Taxpayers may have noticed that federal Department of Justice bosses seem to have trouble giving the people’s elected representatives, charged with oversight of the DOJ, the documents and information they request. The DOJ seems particularly reluctant when the information involves possible misconduct by DOJ officials. On the other hand, the DOJ appears eager to hand out millions of taxpayer dollars to just about any group that wants it.
In 2016, the DOJ’s Office of Violence Against Women (OVW) gave $8,379,218 to the “Consolidated Grant Program to Address Children and Youth Experiencing Domestic and Sexual Assault and Engage Men and Boys as Allies.” The “Violence Against Women Tribal Governments Program” got $33,647,321. The DOJ dished a full $24,266,723 to the “Rural Sexual Assault, Domestic Violence, Dating Violence, and Stalking Program” and the Improving Criminal Justice Responses to Sexual Assault, Domestic Violence, Dating Violence and Stalking Grant Program” got $29,622,711. And so on, 766 grants for a grand total of $452,866, 693.
Also in 2016, the DOJ handed out $25 million “to address sexual violence on campus.” The OVW’s Principal Deputy Director Bea Hanson explains, “Schools that individualize their response to sexual, dating, and domestic violence are better able to meet the unique needs of their student populations, especially underserved groups.” Why they needed $25 million for such activities did not emerge. Recipients of the 61 grants included Northwest Arkansas Community College; Scripps College, Saint Leo University, and Columbus State University.
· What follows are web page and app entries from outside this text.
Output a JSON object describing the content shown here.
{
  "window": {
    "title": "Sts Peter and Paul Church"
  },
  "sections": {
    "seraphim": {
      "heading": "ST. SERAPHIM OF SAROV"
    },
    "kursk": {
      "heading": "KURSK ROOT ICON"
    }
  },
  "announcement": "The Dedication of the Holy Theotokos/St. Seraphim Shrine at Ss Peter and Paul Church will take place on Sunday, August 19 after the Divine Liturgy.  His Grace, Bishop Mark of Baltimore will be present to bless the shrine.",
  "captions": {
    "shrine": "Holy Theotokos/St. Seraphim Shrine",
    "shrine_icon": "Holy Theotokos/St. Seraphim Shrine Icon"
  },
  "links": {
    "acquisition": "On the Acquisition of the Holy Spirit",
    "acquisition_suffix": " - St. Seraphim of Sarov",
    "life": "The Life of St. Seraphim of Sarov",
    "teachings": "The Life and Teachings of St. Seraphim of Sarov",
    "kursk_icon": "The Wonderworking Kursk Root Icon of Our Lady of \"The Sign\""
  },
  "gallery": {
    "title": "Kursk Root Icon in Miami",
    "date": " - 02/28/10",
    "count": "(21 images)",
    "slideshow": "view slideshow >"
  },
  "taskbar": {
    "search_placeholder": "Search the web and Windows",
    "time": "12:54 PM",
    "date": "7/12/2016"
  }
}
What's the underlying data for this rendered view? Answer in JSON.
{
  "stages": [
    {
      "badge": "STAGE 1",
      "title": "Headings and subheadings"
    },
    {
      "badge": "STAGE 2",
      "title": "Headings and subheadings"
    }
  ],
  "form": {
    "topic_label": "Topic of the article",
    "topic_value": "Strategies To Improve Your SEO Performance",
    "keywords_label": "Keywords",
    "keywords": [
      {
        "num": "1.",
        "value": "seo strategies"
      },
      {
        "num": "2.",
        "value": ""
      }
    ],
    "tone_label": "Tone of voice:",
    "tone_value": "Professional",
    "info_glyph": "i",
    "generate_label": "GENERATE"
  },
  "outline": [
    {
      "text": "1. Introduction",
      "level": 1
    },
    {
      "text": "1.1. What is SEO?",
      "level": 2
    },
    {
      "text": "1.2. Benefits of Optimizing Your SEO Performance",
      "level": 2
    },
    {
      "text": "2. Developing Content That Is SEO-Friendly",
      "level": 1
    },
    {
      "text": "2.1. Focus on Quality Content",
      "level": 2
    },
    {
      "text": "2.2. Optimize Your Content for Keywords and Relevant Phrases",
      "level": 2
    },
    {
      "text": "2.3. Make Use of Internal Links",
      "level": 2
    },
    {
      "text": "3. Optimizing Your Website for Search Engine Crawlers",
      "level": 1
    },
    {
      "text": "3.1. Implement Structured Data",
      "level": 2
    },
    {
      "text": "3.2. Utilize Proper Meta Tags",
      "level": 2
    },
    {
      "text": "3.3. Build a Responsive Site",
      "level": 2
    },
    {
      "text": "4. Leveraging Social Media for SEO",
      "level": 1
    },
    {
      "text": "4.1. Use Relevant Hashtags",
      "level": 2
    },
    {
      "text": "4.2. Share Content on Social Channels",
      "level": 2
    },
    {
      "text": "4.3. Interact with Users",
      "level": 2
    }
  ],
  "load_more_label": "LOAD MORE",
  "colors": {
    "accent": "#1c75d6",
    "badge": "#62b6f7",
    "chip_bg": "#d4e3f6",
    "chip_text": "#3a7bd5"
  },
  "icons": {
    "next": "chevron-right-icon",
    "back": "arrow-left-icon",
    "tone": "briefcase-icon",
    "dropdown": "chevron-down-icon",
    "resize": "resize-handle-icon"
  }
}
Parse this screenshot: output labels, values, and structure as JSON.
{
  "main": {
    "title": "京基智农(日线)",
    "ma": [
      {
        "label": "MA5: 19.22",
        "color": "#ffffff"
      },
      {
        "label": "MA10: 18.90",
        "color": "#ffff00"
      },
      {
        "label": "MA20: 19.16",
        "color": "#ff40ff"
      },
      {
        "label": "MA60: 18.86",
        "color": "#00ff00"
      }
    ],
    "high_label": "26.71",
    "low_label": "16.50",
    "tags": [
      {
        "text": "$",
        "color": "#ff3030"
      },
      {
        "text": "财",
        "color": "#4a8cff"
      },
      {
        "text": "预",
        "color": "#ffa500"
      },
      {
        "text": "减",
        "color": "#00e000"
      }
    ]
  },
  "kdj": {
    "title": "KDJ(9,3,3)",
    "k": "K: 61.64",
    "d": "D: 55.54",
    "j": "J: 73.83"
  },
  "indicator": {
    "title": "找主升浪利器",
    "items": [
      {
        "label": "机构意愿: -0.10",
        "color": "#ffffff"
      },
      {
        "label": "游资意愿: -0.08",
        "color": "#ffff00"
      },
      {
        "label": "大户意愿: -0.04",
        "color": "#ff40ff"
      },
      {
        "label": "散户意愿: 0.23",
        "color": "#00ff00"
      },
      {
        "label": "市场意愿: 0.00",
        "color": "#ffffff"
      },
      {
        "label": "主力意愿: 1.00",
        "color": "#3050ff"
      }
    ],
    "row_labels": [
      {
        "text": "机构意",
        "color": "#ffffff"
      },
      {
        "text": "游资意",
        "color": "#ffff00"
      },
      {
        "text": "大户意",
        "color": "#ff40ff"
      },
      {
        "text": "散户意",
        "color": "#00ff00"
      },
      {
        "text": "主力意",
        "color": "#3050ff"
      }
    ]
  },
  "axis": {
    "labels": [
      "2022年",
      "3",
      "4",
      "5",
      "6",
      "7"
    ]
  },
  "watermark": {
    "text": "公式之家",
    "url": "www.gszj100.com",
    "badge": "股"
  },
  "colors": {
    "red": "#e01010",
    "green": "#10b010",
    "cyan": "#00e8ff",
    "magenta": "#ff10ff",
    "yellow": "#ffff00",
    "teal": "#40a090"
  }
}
Legal assistance recipients included Peace Over Violence, Capital District Women’s Bar Association Legal Project, and Manhattan Legal Services.
In 2015, the DOJ’s OVW handed out 27 awards totaling $8.5 million to prevent, investigate and respond to activities such as “dating violence” and “stalking on campus.” According to Bea Hanson, “we know that victims who receive comprehensive advocacy and services are more likely to achieve their goals of safety, autonomy, and healing.” Recipients included Humboldt State, the University of Texas and Bates College. Taxpayers might wonder what they are getting for the money.
Not to worry because this year the DOJ is handing out grants for “Research and Evaluation on Violence Against Women: Sexual Violence, Intimate Partner Violence, Stalking, and Teen Dating Violence.” In the meantime, taxpayers should understand why the spendthrift DOJ seemed to lag at its duly appointed tasks.
K. Lloyd Billingsley is a Policy Fellow at the Independent Institute and a columnist at The Daily Caller.